Blood of Dragons

The 'A Song of Ice and Fire' MUSH


A Hunt Goes Awry
IC Date: Day 25 of Month 5, 163 AC
RL Date: January 25, 2012.

Hunting in a great company at the edge of the desert north of Sunspear, the Prince of Dorne was attended by courtiers, knights and ladies both, as they tried their hawks and falcons, and tested their bows and spears. Prince Marence had been in a notably glad mood, and the rumor about the court was that recently Ser Mavros Uller had communicated from Yronwood that negotiations went well and that Lady Yronwood would soon relent in her near-rebellious obstinancy. At a desert oasis, they hunted their fill, sending arrows at scattered birds that the hunters had raised. All was going well…
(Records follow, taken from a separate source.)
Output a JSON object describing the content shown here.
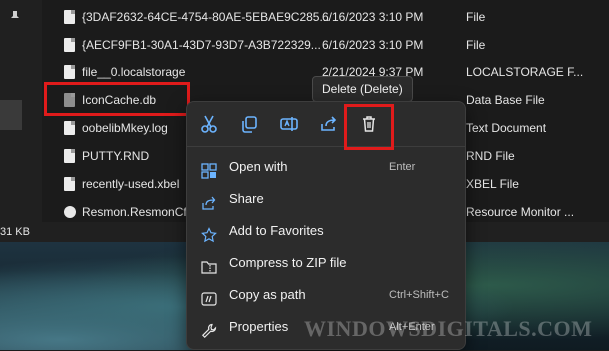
{
  "explorer": {
    "files": [
      {
        "name": "{3DAF2632-64CE-4754-80AE-5EBAE9C285...",
        "date": "6/16/2023 3:10 PM",
        "type": "File",
        "icon": "file-icon"
      },
      {
        "name": "{AECF9FB1-30A1-43D7-93D7-A3B722329...",
        "date": "6/16/2023 3:10 PM",
        "type": "File",
        "icon": "file-icon"
      },
      {
        "name": "file__0.localstorage",
        "date": "2/21/2024 9:37 PM",
        "type": "LOCALSTORAGE F...",
        "icon": "file-icon"
      },
      {
        "name": "IconCache.db",
        "date": "",
        "type": "Data Base File",
        "icon": "database-file-icon"
      },
      {
        "name": "oobelibMkey.log",
        "date": "",
        "type": "Text Document",
        "icon": "file-icon"
      },
      {
        "name": "PUTTY.RND",
        "date": "",
        "type": "RND File",
        "icon": "file-icon"
      },
      {
        "name": "recently-used.xbel",
        "date": "",
        "type": "XBEL File",
        "icon": "file-icon"
      },
      {
        "name": "Resmon.ResmonCfg",
        "date": "",
        "type": "Resource Monitor ...",
        "icon": "resmon-file-icon"
      }
    ],
    "status_size": "31 KB"
  },
  "tooltip": {
    "text": "Delete (Delete)"
  },
  "context_menu": {
    "toolbar": [
      {
        "name": "cut-button",
        "icon": "scissors-icon"
      },
      {
        "name": "copy-button",
        "icon": "copy-icon"
      },
      {
        "name": "rename-button",
        "icon": "rename-icon"
      },
      {
        "name": "share-toolbar-button",
        "icon": "share-icon"
      },
      {
        "name": "delete-button",
        "icon": "trash-icon"
      }
    ],
    "items": [
      {
        "label": "Open with",
        "shortcut": "Enter",
        "icon": "open-with-icon"
      },
      {
        "label": "Share",
        "shortcut": "",
        "icon": "share-icon"
      },
      {
        "label": "Add to Favorites",
        "shortcut": "",
        "icon": "star-icon"
      },
      {
        "label": "Compress to ZIP file",
        "shortcut": "",
        "icon": "zip-folder-icon"
      },
      {
        "label": "Copy as path",
        "shortcut": "Ctrl+Shift+C",
        "icon": "copy-path-icon"
      },
      {
        "label": "Properties",
        "shortcut": "Alt+Enter",
        "icon": "wrench-icon"
      }
    ]
  },
  "watermark": {
    "text": "WINDOWSDIGITALS.COM"
  },
  "colors": {
    "highlight": "#e01b1b",
    "icon_blue": "#6cb4ff",
    "menu_bg": "#2c2c2c"
  }
}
... until the riders from Sunspear arrived in haste. One of the palace guard, Ser Emeric Santagar, had urgent news from Yronwood. Marence expected it to be word that Ser Mavros had concluded the negotiations and had secured peace. But no: Lady Yronwood herself had written, proclaiming that she had seized Ser Mavros and his escort for betraying the truce of parley, for trying to raise her own vassals against her. Outrage swept through the company of riders, and Prince Marence was first silenced by shock, and then by anger as he rarely showed.

Almost without hesitation, the prince had made a decision: this insult to Sunspear would not stand, and he would call the spears almost before members of the company urged him to it. Some attemped to urge moderation—the heiress to Hellholt, Liane Uller, proposed to be sent to Yronwood to try and negotiate anew—but the prince was set on his course. And it was something else Liane Uller said, that her House had already offered its spears to Sunspear if it came to war with Yronwood, that set off another witness: Ser Joris Yronwood. Taking this to be a sign of an elaborate plot against Yronwood by the Prince of Dorne and the Ullers, he spoke intemperately.

During all this, Prince Rhodry had been indulging himself, putting an end to injured birds. He paid little attention to the gathering, until Ser Mavros’s bastard Samara Sand informed him of what had happened, and that Prince Marence had called for him. The infamous prince hurried then, and in time to hear Ser Joris mouth his calumny. It set him to string an arrow to his bow, remarking that someone had missed a pigeon… but Prince Marence would have no bloodshed. He had his men put up their weapons, and ordered Ser Joris disarmed and taken to Sunspear, to a cell in the Spear Tower.

Once the man was out of ear shot, the commands began: the reading to depart with all haste, Ser Laurent Dalt to commandeer ships at the Planky Town, word for the spears together. And when the question of command came—not so much a question, as a statement, from Prince Rhodry—Marence revealed that he would lead his banners into battle himself, to make sure that Lady Yronwood’s trouble-making would be done for one and all.